Gallois called in his report for shock therapy to remedy the long decline, setting a challenge for President Francois Hollande, who has been criticized in opinion polls for being too timid in tackling the economic crisis.
The International Monetary Fund weighed in on Monday, warning in a yearly report on France that the government must undertake bold reforms to boost competitiveness like its trading partners Italy and Spain - or risk falling behind them.
“France has lost its competitiveness due to being weighed down by taxes,” Thierry Breton, chief executive of IT services group Atos (ATOS.PA) and a former finance minister and head of various telecoms and technology firms, told BFM TV.
With his approval ratings as low as 36 percent, Hollande is under pressure to fix the problems that have left exporters floundering as Germany, helped by low labor costs and a culture of innovation, racked up a 158 billion euro trade surplus in 2011.

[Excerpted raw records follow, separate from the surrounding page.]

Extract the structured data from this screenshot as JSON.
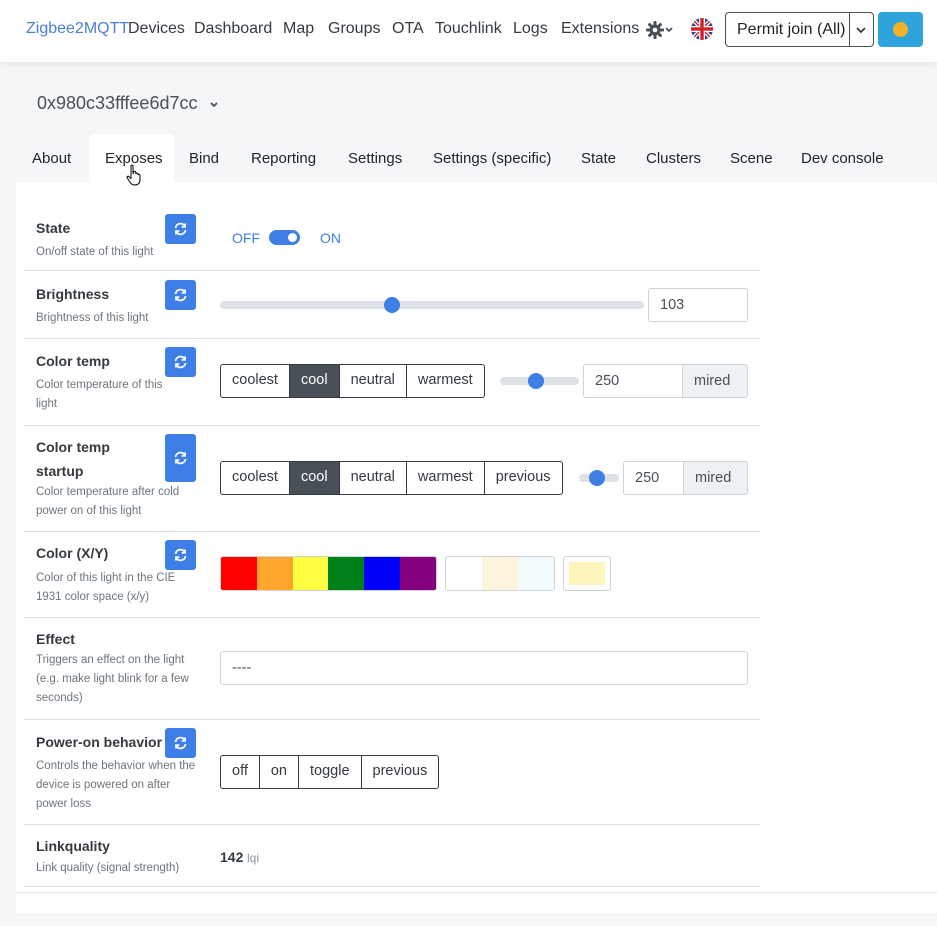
{
  "navbar": {
    "brand": "Zigbee2MQTT",
    "links": [
      "Devices",
      "Dashboard",
      "Map",
      "Groups",
      "OTA",
      "Touchlink",
      "Logs",
      "Extensions"
    ],
    "permit_join_label": "Permit join (All)"
  },
  "device": {
    "title": "0x980c33fffee6d7cc"
  },
  "tabs": [
    "About",
    "Exposes",
    "Bind",
    "Reporting",
    "Settings",
    "Settings (specific)",
    "State",
    "Clusters",
    "Scene",
    "Dev console"
  ],
  "active_tab": "Exposes",
  "exposes": {
    "state": {
      "title": "State",
      "desc": "On/off state of this light",
      "off_label": "OFF",
      "on_label": "ON",
      "value": "ON"
    },
    "brightness": {
      "title": "Brightness",
      "desc": "Brightness of this light",
      "value": "103",
      "slider_fraction": 0.405
    },
    "color_temp": {
      "title": "Color temp",
      "desc": "Color temperature of this light",
      "presets": [
        "coolest",
        "cool",
        "neutral",
        "warmest"
      ],
      "selected": "cool",
      "value": "250",
      "unit": "mired",
      "slider_fraction": 0.46
    },
    "color_temp_startup": {
      "title": "Color temp startup",
      "desc": "Color temperature after cold power on of this light",
      "presets": [
        "coolest",
        "cool",
        "neutral",
        "warmest",
        "previous"
      ],
      "selected": "cool",
      "value": "250",
      "unit": "mired",
      "slider_fraction": 0.46
    },
    "color_xy": {
      "title": "Color (X/Y)",
      "desc": "Color of this light in the CIE 1931 color space (x/y)",
      "palette": [
        "#ff0000",
        "#ffa52c",
        "#ffff41",
        "#008018",
        "#0000f9",
        "#86007d"
      ],
      "whites": [
        "#ffffff",
        "#fdf4dc",
        "#f4fbff"
      ],
      "current_color": "#fef5bd"
    },
    "effect": {
      "title": "Effect",
      "desc": "Triggers an effect on the light (e.g. make light blink for a few seconds)",
      "value": "----"
    },
    "power_on_behavior": {
      "title": "Power-on behavior",
      "desc": "Controls the behavior when the device is powered on after power loss",
      "options": [
        "off",
        "on",
        "toggle",
        "previous"
      ]
    },
    "linkquality": {
      "title": "Linkquality",
      "desc": "Link quality (signal strength)",
      "value": "142",
      "unit": "lqi"
    }
  },
  "colors": {
    "accent": "#3d7fe6",
    "brand": "#4a7fd6",
    "permit_button_border": "#495057",
    "avatar_button": "#2ea3dc"
  }
}
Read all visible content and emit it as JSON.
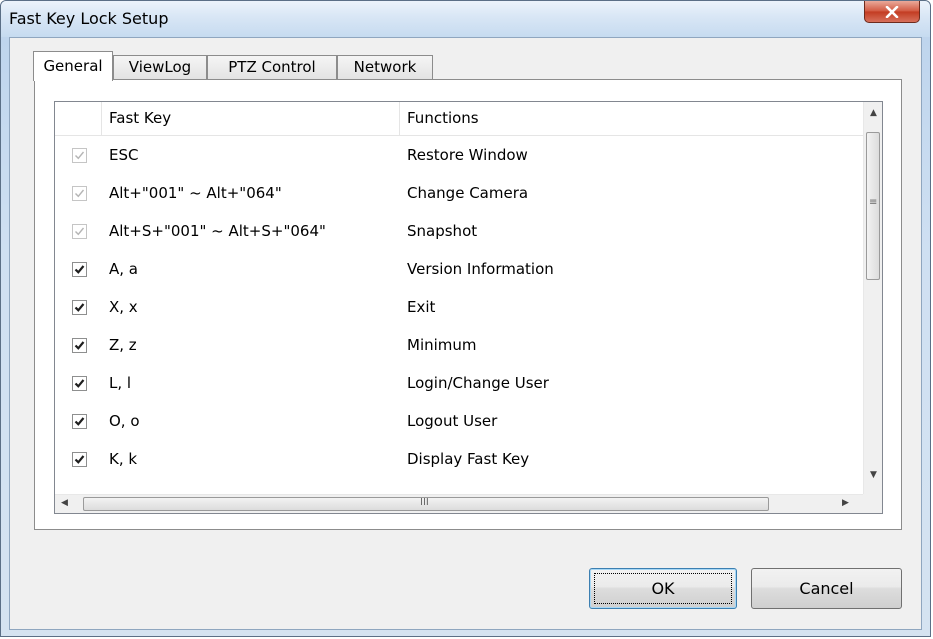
{
  "window": {
    "title": "Fast Key Lock Setup"
  },
  "tabs": [
    {
      "label": "General",
      "active": true
    },
    {
      "label": "ViewLog",
      "active": false
    },
    {
      "label": "PTZ Control",
      "active": false
    },
    {
      "label": "Network",
      "active": false
    }
  ],
  "list": {
    "columns": {
      "fast_key": "Fast Key",
      "functions": "Functions"
    },
    "rows": [
      {
        "key": "ESC",
        "function": "Restore Window",
        "checked": true,
        "disabled": true
      },
      {
        "key": "Alt+\"001\" ~ Alt+\"064\"",
        "function": "Change Camera",
        "checked": true,
        "disabled": true
      },
      {
        "key": "Alt+S+\"001\" ~ Alt+S+\"064\"",
        "function": "Snapshot",
        "checked": true,
        "disabled": true
      },
      {
        "key": "A, a",
        "function": "Version Information",
        "checked": true,
        "disabled": false
      },
      {
        "key": "X, x",
        "function": "Exit",
        "checked": true,
        "disabled": false
      },
      {
        "key": "Z, z",
        "function": "Minimum",
        "checked": true,
        "disabled": false
      },
      {
        "key": "L, l",
        "function": "Login/Change User",
        "checked": true,
        "disabled": false
      },
      {
        "key": "O, o",
        "function": "Logout User",
        "checked": true,
        "disabled": false
      },
      {
        "key": "K, k",
        "function": "Display Fast Key",
        "checked": true,
        "disabled": false
      }
    ]
  },
  "buttons": {
    "ok": "OK",
    "cancel": "Cancel"
  },
  "colors": {
    "accent": "#3c7fb1",
    "close": "#c23b21"
  }
}
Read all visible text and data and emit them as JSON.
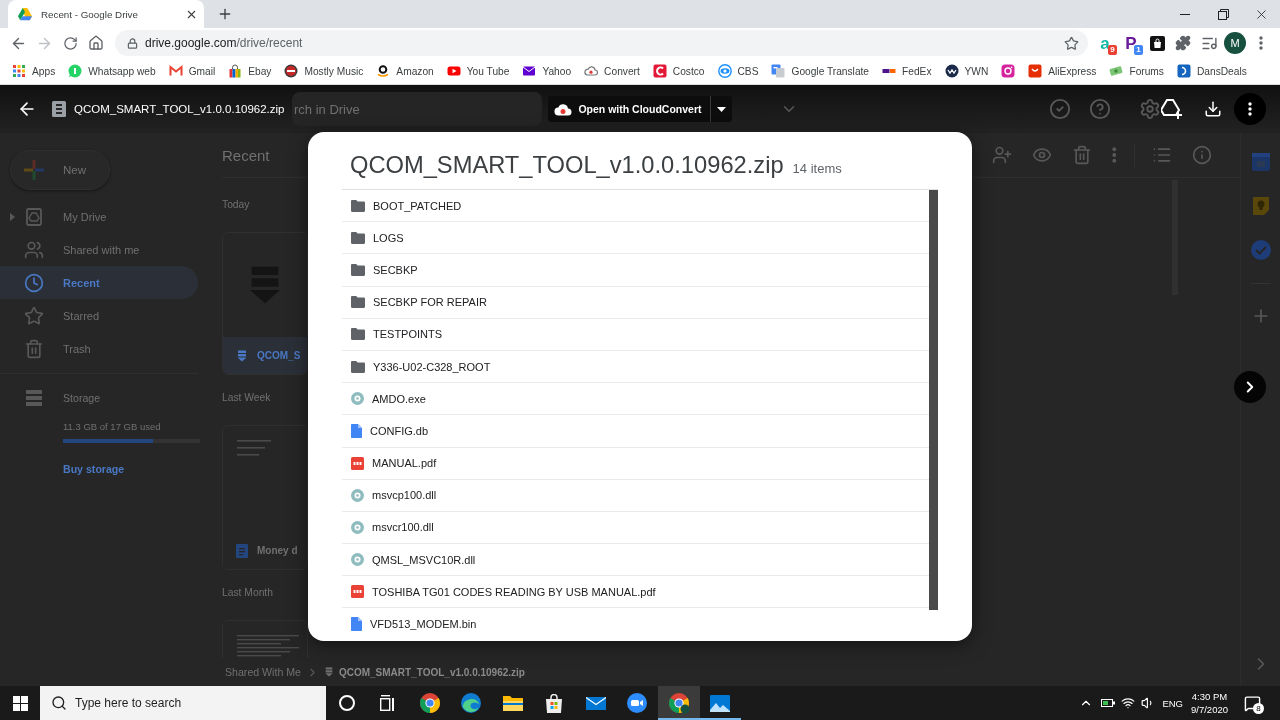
{
  "browser": {
    "tabs": [
      {
        "title": "Recent - Google Drive",
        "selected": true
      }
    ],
    "address": {
      "host": "drive.google.com",
      "path": "/drive/recent"
    },
    "extensions": [
      {
        "kind": "letter",
        "glyph": "a",
        "color": "#15b8a6",
        "badge": {
          "text": "9",
          "color": "#e94235"
        }
      },
      {
        "kind": "letter",
        "glyph": "P",
        "color": "#6a1b9a",
        "badge": {
          "text": "1",
          "color": "#4285f4"
        }
      },
      {
        "kind": "bag"
      },
      {
        "kind": "puzzle"
      },
      {
        "kind": "media"
      }
    ],
    "avatar": "M"
  },
  "bookmarks": [
    {
      "kind": "apps",
      "label": "Apps"
    },
    {
      "kind": "whatsapp",
      "label": "Whatsapp web"
    },
    {
      "kind": "gmail",
      "label": "Gmail"
    },
    {
      "kind": "ebay",
      "label": "Ebay"
    },
    {
      "kind": "music",
      "label": "Mostly Music"
    },
    {
      "kind": "amazon",
      "label": "Amazon"
    },
    {
      "kind": "youtube",
      "label": "You Tube"
    },
    {
      "kind": "yahoo",
      "label": "Yahoo"
    },
    {
      "kind": "cloud",
      "label": "Convert"
    },
    {
      "kind": "costco",
      "label": "Costco"
    },
    {
      "kind": "cbs",
      "label": "CBS"
    },
    {
      "kind": "translate",
      "label": "Google Translate"
    },
    {
      "kind": "fedex",
      "label": "FedEx"
    },
    {
      "kind": "ywn",
      "label": "YWN"
    },
    {
      "kind": "instagram"
    },
    {
      "kind": "aliexpress",
      "label": "AliExpress"
    },
    {
      "kind": "forums",
      "label": "Forums"
    },
    {
      "kind": "dansdeals",
      "label": "DansDeals"
    }
  ],
  "viewer": {
    "file_name": "QCOM_SMART_TOOL_v1.0.0.10962.zip",
    "open_with": "Open with CloudConvert"
  },
  "drive": {
    "search": {
      "placeholder": "rch in Drive"
    },
    "new_button": "New",
    "nav": [
      {
        "kind": "drive",
        "label": "My Drive",
        "selected": false,
        "expanded": false
      },
      {
        "kind": "shared",
        "label": "Shared with me",
        "selected": false
      },
      {
        "kind": "recent",
        "label": "Recent",
        "selected": true
      },
      {
        "kind": "starred",
        "label": "Starred",
        "selected": false
      },
      {
        "kind": "trash",
        "label": "Trash",
        "selected": false
      }
    ],
    "storage": {
      "label": "Storage",
      "usage": "11.3 GB of 17 GB used",
      "level": 0.66,
      "link": "Buy storage"
    },
    "title": "Recent",
    "sections": [
      {
        "title": "Today",
        "files": [
          {
            "kind": "zip",
            "name": "QCOM_S",
            "selected": true
          }
        ]
      },
      {
        "title": "Last Week",
        "files": [
          {
            "kind": "doc",
            "name": "Money d",
            "selected": false
          }
        ]
      },
      {
        "title": "Last Month",
        "files": [
          {
            "kind": "doc"
          }
        ]
      }
    ],
    "breadcrumb": [
      {
        "label": "Shared With Me"
      },
      {
        "kind": "zip",
        "label": "QCOM_SMART_TOOL_v1.0.0.10962.zip"
      }
    ]
  },
  "archive": {
    "title": "QCOM_SMART_TOOL_v1.0.0.10962.zip",
    "count": "14 items",
    "entries": [
      {
        "kind": "folder",
        "name": "BOOT_PATCHED"
      },
      {
        "kind": "folder",
        "name": "LOGS"
      },
      {
        "kind": "folder",
        "name": "SECBKP"
      },
      {
        "kind": "folder",
        "name": "SECBKP FOR REPAIR"
      },
      {
        "kind": "folder",
        "name": "TESTPOINTS"
      },
      {
        "kind": "folder",
        "name": "Y336-U02-C328_ROOT"
      },
      {
        "kind": "app",
        "name": "AMDO.exe"
      },
      {
        "kind": "doc",
        "name": "CONFIG.db"
      },
      {
        "kind": "pdf",
        "name": "MANUAL.pdf"
      },
      {
        "kind": "app",
        "name": "msvcp100.dll"
      },
      {
        "kind": "app",
        "name": "msvcr100.dll"
      },
      {
        "kind": "app",
        "name": "QMSL_MSVC10R.dll"
      },
      {
        "kind": "pdf",
        "name": "TOSHIBA TG01 CODES READING BY USB MANUAL.pdf"
      },
      {
        "kind": "doc",
        "name": "VFD513_MODEM.bin"
      }
    ]
  },
  "taskbar": {
    "search": {
      "placeholder": "Type here to search"
    },
    "apps": [
      {
        "kind": "cortana",
        "selected": false,
        "running": false
      },
      {
        "kind": "taskview",
        "selected": false,
        "running": false
      },
      {
        "kind": "chrome",
        "selected": false,
        "running": false
      },
      {
        "kind": "edge",
        "selected": false,
        "running": false
      },
      {
        "kind": "explorer",
        "selected": false,
        "running": false
      },
      {
        "kind": "store",
        "selected": false,
        "running": false
      },
      {
        "kind": "mail",
        "selected": false,
        "running": false
      },
      {
        "kind": "zoom",
        "selected": false,
        "running": false
      },
      {
        "kind": "chrome-profile",
        "selected": true,
        "running": true
      },
      {
        "kind": "photos",
        "selected": false,
        "running": true
      }
    ],
    "language": "ENG",
    "time": "4:30 PM",
    "date": "9/7/2020",
    "notifications": "8"
  }
}
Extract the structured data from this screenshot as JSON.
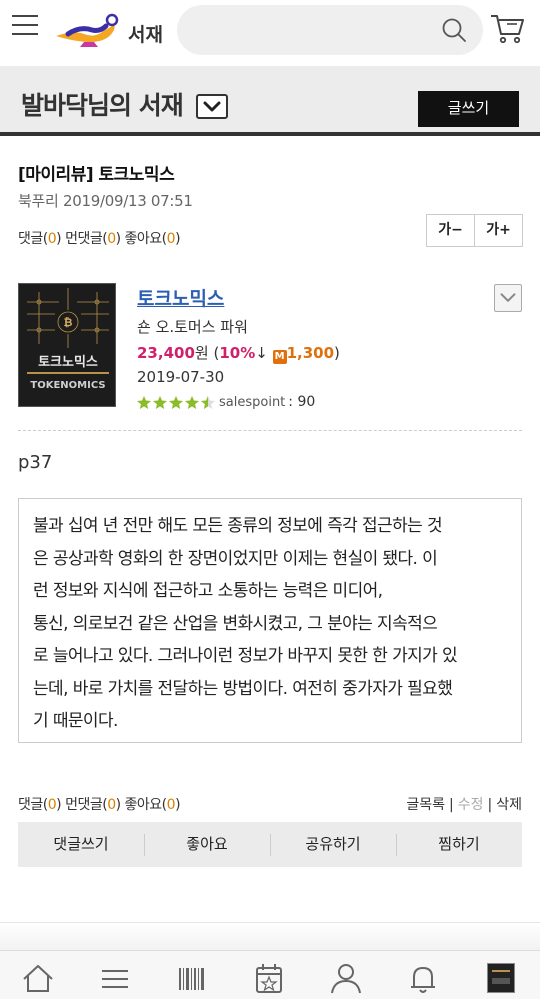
{
  "header": {
    "logo_text": "서재",
    "search_placeholder": ""
  },
  "library": {
    "title": "발바닥님의 서재",
    "write_label": "글쓰기"
  },
  "post": {
    "title": "[마이리뷰] 토크노믹스",
    "author": "북푸리",
    "datetime": "2019/09/13 07:51",
    "stats": {
      "comment_label": "댓글",
      "comment_count": "0",
      "trackback_label": "먼댓글",
      "trackback_count": "0",
      "like_label": "좋아요",
      "like_count": "0"
    },
    "font_decrease_label": "가−",
    "font_increase_label": "가+",
    "page_label": "p37",
    "quote_lines": [
      "불과 십여 년 전만 해도 모든 종류의 정보에 즉각 접근하는 것",
      "은 공상과학 영화의 한 장면이었지만 이제는 현실이 됐다. 이",
      "런 정보와 지식에 접근하고 소통하는 능력은 미디어,",
      "통신, 의로보건 같은 산업을 변화시켰고, 그 분야는 지속적으",
      "로 늘어나고 있다. 그러나이런 정보가 바꾸지 못한 한 가지가 있",
      "는데, 바로 가치를 전달하는 방법이다. 여전히 중가자가 필요했",
      "기 때문이다."
    ]
  },
  "book": {
    "title": "토크노믹스",
    "author": "숀 오.토머스 파워",
    "price": "23,400",
    "price_unit": "원",
    "discount": "10%",
    "mileage": "1,300",
    "pub_date": "2019-07-30",
    "rating_stars": 4.5,
    "salespoint_label": "salespoint",
    "salespoint_value": ": 90",
    "cover_title": "토크노믹스",
    "cover_subtitle": "TOKENOMICS"
  },
  "footer": {
    "list_label": "글목록",
    "edit_label": "수정",
    "delete_label": "삭제",
    "actions": [
      "댓글쓰기",
      "좋아요",
      "공유하기",
      "찜하기"
    ]
  },
  "colors": {
    "accent_number": "#d98200",
    "price": "#d0206b",
    "link": "#2c5fb3"
  }
}
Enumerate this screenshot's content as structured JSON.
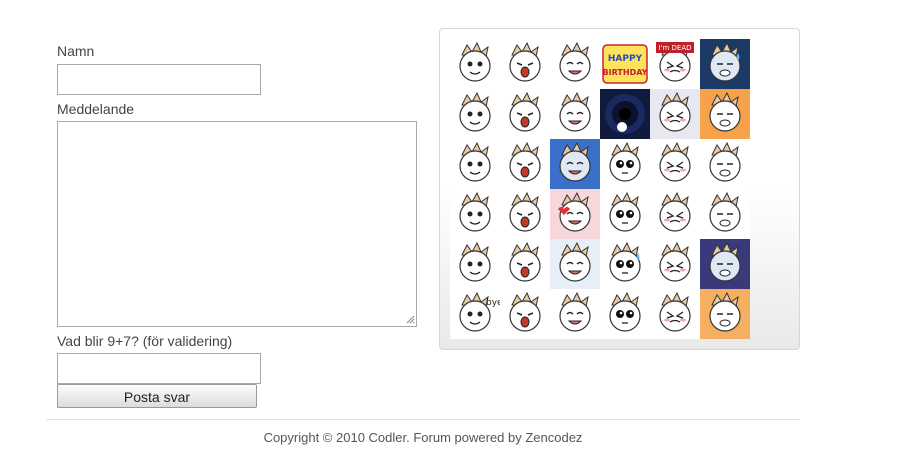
{
  "form": {
    "name_label": "Namn",
    "name_value": "",
    "message_label": "Meddelande",
    "message_value": "",
    "captcha_label": "Vad blir 9+7? (för validering)",
    "captcha_value": "",
    "submit_label": "Posta svar"
  },
  "emoticons": {
    "count": 36,
    "items": [
      {
        "name": "emoticon-brushing-teeth",
        "bg": "#ffffff",
        "tag": ""
      },
      {
        "name": "emoticon-crying-tears",
        "bg": "#ffffff",
        "tag": ""
      },
      {
        "name": "emoticon-smug",
        "bg": "#ffffff",
        "tag": ""
      },
      {
        "name": "emoticon-happy-birthday",
        "bg": "#ffffff",
        "tag": "HAPPY BIRTHDAY"
      },
      {
        "name": "emoticon-im-dead",
        "bg": "#ffffff",
        "tag": "I'm DEAD"
      },
      {
        "name": "emoticon-sweat-drops",
        "bg": "#1c3a66",
        "tag": ""
      },
      {
        "name": "emoticon-nosebleed",
        "bg": "#ffffff",
        "tag": ""
      },
      {
        "name": "emoticon-shocked-laugh",
        "bg": "#ffffff",
        "tag": ""
      },
      {
        "name": "emoticon-angry-shout",
        "bg": "#ffffff",
        "tag": ""
      },
      {
        "name": "emoticon-vortex",
        "bg": "#101a3c",
        "tag": ""
      },
      {
        "name": "emoticon-scream",
        "bg": "#e8e8f0",
        "tag": ""
      },
      {
        "name": "emoticon-fire-rage",
        "bg": "#f5a24a",
        "tag": ""
      },
      {
        "name": "emoticon-peace-grin",
        "bg": "#ffffff",
        "tag": ""
      },
      {
        "name": "emoticon-dizzy",
        "bg": "#ffffff",
        "tag": ""
      },
      {
        "name": "emoticon-frozen",
        "bg": "#3a70c8",
        "tag": ""
      },
      {
        "name": "emoticon-blush-shy",
        "bg": "#ffffff",
        "tag": ""
      },
      {
        "name": "emoticon-big-eyes",
        "bg": "#ffffff",
        "tag": ""
      },
      {
        "name": "emoticon-laughing",
        "bg": "#ffffff",
        "tag": ""
      },
      {
        "name": "emoticon-yelling",
        "bg": "#ffffff",
        "tag": ""
      },
      {
        "name": "emoticon-two-faces",
        "bg": "#ffffff",
        "tag": ""
      },
      {
        "name": "emoticon-love-hearts",
        "bg": "#f7d6dc",
        "tag": ""
      },
      {
        "name": "emoticon-annoyed",
        "bg": "#ffffff",
        "tag": ""
      },
      {
        "name": "emoticon-pouting",
        "bg": "#ffffff",
        "tag": ""
      },
      {
        "name": "emoticon-blushing",
        "bg": "#ffffff",
        "tag": ""
      },
      {
        "name": "emoticon-grinning",
        "bg": "#ffffff",
        "tag": ""
      },
      {
        "name": "emoticon-content",
        "bg": "#ffffff",
        "tag": ""
      },
      {
        "name": "emoticon-thinking",
        "bg": "#e6eef8",
        "tag": ""
      },
      {
        "name": "emoticon-sweat-drop",
        "bg": "#ffffff",
        "tag": ""
      },
      {
        "name": "emoticon-cheering",
        "bg": "#ffffff",
        "tag": ""
      },
      {
        "name": "emoticon-gloomy",
        "bg": "#3a3a7a",
        "tag": ""
      },
      {
        "name": "emoticon-bye",
        "bg": "#ffffff",
        "tag": "bye"
      },
      {
        "name": "emoticon-sobbing",
        "bg": "#ffffff",
        "tag": ""
      },
      {
        "name": "emoticon-grimace",
        "bg": "#ffffff",
        "tag": ""
      },
      {
        "name": "emoticon-sleepy",
        "bg": "#ffffff",
        "tag": ""
      },
      {
        "name": "emoticon-facepalm",
        "bg": "#ffffff",
        "tag": ""
      },
      {
        "name": "emoticon-scared",
        "bg": "#f4b060",
        "tag": ""
      }
    ]
  },
  "footer": {
    "text": "Copyright © 2010 Codler. Forum powered by Zencodez"
  }
}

Car makers Renault (RENA.PA) and PSA Peugeot Citroen (PEUP.PA) were both in talks with unions on Tuesday, the former seeking a deal on pay and conditions to cut costs and the latter readying to close a plant near Paris and axe 8,000 jobs.
Hollande also needs to ensure there is no impact to France’s strained public finances from the tax credit plan, as he battles to slash the public deficit to below a euro zone ceiling of 3 percent of economic output next year.
The centre-left president, who had scrapped a rise in VAT to 21.2 percent proposed by his predecessor Nicolas Sarkozy as a step towards lowering labor charges, is under scrutiny from financial markets and investors trying to gauge his economic credibility.
Moody’s rating agency is due to update its position on France this month.
Business leaders have complained in recent weeks that Hollande, who raised taxes on the rich and on companies in his 2013 budget, does not have their best interests at heart.
Laurence Parisot, head of the Medef employers’ group, said late on Monday that businesses needed a freer rein. “We need to give them enough room to maneuver and trust them,” she said. ($1 = 0.7823 euros)
Additional reporting by Vicky Buffery; Editing by Jon Boyle